======== RECORDS SUPPLIED

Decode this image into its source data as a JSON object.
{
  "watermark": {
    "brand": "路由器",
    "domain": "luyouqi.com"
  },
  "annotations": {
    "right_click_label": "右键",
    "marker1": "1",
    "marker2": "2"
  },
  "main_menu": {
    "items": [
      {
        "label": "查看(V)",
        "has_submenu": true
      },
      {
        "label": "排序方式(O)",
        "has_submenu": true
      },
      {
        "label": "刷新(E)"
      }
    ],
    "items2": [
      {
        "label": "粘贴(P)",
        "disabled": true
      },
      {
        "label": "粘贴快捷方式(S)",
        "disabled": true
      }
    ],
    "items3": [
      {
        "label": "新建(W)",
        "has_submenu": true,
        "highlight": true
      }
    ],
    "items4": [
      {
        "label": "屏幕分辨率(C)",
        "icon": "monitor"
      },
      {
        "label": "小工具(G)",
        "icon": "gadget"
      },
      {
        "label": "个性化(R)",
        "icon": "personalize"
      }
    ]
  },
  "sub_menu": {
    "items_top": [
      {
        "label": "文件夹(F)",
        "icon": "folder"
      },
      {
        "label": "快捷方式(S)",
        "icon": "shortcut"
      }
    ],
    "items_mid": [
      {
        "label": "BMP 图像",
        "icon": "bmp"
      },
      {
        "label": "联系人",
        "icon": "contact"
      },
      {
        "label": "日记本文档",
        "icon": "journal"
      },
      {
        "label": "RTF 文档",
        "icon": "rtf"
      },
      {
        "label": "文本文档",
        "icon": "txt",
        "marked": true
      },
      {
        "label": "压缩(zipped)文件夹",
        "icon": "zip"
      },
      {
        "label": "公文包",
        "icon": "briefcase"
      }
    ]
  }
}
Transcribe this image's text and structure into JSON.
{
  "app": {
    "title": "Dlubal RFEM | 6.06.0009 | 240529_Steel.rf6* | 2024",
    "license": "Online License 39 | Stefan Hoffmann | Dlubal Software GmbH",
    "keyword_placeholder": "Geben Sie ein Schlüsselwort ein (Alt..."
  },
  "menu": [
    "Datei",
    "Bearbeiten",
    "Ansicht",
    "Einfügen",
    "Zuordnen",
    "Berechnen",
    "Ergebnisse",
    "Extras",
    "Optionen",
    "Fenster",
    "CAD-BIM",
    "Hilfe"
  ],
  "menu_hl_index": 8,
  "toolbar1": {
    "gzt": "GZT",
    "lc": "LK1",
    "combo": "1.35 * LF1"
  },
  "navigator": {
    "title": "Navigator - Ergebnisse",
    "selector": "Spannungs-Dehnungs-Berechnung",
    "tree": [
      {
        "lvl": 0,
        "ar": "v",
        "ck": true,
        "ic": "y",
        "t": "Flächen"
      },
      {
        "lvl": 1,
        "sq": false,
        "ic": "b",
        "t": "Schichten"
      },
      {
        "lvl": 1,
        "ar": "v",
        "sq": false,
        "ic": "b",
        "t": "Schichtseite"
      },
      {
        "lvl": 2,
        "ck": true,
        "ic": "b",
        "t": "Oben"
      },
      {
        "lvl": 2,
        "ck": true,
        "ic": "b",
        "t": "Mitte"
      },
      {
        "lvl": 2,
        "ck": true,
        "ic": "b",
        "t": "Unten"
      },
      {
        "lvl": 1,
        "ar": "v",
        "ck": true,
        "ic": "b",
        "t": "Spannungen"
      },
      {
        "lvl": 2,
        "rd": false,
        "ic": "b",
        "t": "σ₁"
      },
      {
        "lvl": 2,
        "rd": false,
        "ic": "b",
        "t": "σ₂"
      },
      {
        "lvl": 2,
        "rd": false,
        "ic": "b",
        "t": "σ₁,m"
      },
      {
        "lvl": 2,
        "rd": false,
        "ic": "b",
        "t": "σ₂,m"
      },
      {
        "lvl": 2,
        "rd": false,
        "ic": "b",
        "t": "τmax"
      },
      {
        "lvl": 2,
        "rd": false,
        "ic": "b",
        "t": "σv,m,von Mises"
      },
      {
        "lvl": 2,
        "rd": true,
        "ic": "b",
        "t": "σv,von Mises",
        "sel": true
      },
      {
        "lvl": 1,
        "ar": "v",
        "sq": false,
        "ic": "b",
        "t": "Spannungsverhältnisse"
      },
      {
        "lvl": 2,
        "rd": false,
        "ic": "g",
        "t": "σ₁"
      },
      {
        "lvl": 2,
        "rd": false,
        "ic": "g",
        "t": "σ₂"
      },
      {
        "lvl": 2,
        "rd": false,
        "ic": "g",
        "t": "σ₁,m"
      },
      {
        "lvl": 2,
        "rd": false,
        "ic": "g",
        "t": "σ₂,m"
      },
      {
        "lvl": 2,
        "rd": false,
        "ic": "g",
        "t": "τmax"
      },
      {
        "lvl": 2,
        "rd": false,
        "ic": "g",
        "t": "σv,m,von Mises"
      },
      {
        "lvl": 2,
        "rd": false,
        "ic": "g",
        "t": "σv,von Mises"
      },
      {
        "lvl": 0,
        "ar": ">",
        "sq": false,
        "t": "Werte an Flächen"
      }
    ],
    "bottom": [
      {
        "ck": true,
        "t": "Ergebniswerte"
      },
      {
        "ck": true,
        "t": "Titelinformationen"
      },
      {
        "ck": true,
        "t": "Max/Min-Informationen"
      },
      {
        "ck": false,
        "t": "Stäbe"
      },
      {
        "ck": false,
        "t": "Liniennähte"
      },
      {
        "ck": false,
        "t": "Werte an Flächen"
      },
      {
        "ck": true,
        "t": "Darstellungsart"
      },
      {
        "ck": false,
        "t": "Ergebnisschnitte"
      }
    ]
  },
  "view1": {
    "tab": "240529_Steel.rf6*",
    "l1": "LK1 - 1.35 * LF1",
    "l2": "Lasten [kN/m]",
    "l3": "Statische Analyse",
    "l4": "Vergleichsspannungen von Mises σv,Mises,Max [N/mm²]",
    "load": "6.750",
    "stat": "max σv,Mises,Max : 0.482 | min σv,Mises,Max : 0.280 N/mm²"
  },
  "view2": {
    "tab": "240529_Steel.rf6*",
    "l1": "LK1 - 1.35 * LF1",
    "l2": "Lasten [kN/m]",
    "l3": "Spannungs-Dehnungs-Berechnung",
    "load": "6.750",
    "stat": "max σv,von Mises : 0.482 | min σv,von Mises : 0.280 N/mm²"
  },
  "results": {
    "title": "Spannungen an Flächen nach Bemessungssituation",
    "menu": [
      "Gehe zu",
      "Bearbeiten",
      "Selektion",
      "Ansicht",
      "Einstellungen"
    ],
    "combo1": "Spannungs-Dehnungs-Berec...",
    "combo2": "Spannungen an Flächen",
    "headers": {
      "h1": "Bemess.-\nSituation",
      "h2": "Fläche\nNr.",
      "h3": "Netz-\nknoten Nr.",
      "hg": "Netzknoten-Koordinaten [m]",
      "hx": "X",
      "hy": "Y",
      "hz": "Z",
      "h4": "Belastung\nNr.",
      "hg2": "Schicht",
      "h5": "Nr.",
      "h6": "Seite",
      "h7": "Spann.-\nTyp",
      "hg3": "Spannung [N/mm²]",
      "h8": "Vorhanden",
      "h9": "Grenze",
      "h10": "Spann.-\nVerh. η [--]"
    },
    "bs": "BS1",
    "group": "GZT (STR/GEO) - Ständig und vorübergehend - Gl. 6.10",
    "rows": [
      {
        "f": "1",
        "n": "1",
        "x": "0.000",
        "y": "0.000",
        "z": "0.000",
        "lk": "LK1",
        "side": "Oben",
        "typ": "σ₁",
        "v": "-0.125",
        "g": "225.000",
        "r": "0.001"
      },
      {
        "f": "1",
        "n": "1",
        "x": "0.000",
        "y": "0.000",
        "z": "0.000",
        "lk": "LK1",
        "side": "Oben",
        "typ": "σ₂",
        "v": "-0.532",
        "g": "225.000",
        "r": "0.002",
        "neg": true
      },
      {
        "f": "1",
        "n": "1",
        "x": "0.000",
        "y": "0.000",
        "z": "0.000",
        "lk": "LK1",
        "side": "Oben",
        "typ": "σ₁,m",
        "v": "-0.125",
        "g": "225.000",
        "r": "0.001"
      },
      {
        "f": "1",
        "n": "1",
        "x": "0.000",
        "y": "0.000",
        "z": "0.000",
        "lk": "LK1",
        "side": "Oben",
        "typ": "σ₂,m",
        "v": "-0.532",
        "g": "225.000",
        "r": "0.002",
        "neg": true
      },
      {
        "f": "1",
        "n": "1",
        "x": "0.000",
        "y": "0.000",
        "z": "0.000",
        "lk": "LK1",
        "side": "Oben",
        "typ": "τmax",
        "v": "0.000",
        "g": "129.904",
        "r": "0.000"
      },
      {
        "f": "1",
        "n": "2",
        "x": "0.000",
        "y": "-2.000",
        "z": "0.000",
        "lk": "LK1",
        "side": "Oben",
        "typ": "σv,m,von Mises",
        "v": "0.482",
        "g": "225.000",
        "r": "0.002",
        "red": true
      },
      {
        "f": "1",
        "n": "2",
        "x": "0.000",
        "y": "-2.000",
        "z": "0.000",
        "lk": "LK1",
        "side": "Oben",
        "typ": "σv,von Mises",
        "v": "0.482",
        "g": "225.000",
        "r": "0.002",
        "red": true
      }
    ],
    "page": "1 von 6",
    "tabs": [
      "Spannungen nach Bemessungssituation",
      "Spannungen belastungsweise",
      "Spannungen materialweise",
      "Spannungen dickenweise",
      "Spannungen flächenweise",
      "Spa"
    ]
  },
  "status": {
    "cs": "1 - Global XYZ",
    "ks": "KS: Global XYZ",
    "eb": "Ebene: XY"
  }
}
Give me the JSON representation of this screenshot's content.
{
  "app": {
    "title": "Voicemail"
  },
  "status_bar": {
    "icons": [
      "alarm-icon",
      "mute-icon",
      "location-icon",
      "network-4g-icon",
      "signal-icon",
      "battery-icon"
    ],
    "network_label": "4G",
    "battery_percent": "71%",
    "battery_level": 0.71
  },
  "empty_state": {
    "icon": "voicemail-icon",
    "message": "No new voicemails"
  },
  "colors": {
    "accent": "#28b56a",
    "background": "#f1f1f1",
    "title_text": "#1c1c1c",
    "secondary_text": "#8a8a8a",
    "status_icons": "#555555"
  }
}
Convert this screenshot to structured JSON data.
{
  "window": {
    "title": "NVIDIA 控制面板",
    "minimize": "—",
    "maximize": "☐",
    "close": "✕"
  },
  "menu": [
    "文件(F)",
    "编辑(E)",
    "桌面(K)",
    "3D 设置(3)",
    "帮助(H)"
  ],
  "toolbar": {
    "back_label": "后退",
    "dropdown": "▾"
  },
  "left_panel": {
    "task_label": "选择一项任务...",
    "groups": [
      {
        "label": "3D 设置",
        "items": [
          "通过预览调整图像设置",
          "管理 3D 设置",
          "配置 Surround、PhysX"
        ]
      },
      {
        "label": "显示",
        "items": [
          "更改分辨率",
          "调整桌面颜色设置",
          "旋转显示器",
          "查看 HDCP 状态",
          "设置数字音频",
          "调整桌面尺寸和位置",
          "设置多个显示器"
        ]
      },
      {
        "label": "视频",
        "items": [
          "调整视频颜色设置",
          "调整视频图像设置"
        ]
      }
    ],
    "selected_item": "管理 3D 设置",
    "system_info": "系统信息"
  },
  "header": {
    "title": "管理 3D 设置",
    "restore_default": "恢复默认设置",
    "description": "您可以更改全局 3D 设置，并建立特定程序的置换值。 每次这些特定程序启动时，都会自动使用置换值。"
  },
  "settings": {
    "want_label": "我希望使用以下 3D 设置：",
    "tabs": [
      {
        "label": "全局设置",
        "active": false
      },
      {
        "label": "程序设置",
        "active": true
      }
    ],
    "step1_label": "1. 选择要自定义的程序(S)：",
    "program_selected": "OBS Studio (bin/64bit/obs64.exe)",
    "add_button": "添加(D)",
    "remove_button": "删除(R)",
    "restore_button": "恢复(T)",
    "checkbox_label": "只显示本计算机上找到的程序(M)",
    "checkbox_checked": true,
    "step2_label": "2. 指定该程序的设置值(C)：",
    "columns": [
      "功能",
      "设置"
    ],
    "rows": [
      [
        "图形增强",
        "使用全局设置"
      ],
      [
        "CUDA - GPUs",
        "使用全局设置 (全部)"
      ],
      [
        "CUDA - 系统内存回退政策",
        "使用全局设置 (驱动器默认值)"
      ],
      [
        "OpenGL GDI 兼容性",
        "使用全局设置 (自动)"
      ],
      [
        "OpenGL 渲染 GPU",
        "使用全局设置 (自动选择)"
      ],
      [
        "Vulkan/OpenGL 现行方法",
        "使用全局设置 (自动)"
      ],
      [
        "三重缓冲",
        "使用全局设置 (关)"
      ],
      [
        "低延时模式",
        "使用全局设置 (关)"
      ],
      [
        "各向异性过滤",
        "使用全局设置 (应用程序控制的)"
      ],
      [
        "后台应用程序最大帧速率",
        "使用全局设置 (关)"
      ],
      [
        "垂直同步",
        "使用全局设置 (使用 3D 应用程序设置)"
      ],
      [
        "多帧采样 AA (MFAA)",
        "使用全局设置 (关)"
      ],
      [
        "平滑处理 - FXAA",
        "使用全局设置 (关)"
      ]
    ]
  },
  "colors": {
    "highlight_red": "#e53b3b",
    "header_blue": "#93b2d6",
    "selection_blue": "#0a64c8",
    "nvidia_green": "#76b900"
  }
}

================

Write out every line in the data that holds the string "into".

Decode this image into its source data as a JSON object.
Transcribe this image's text and structure into JSON.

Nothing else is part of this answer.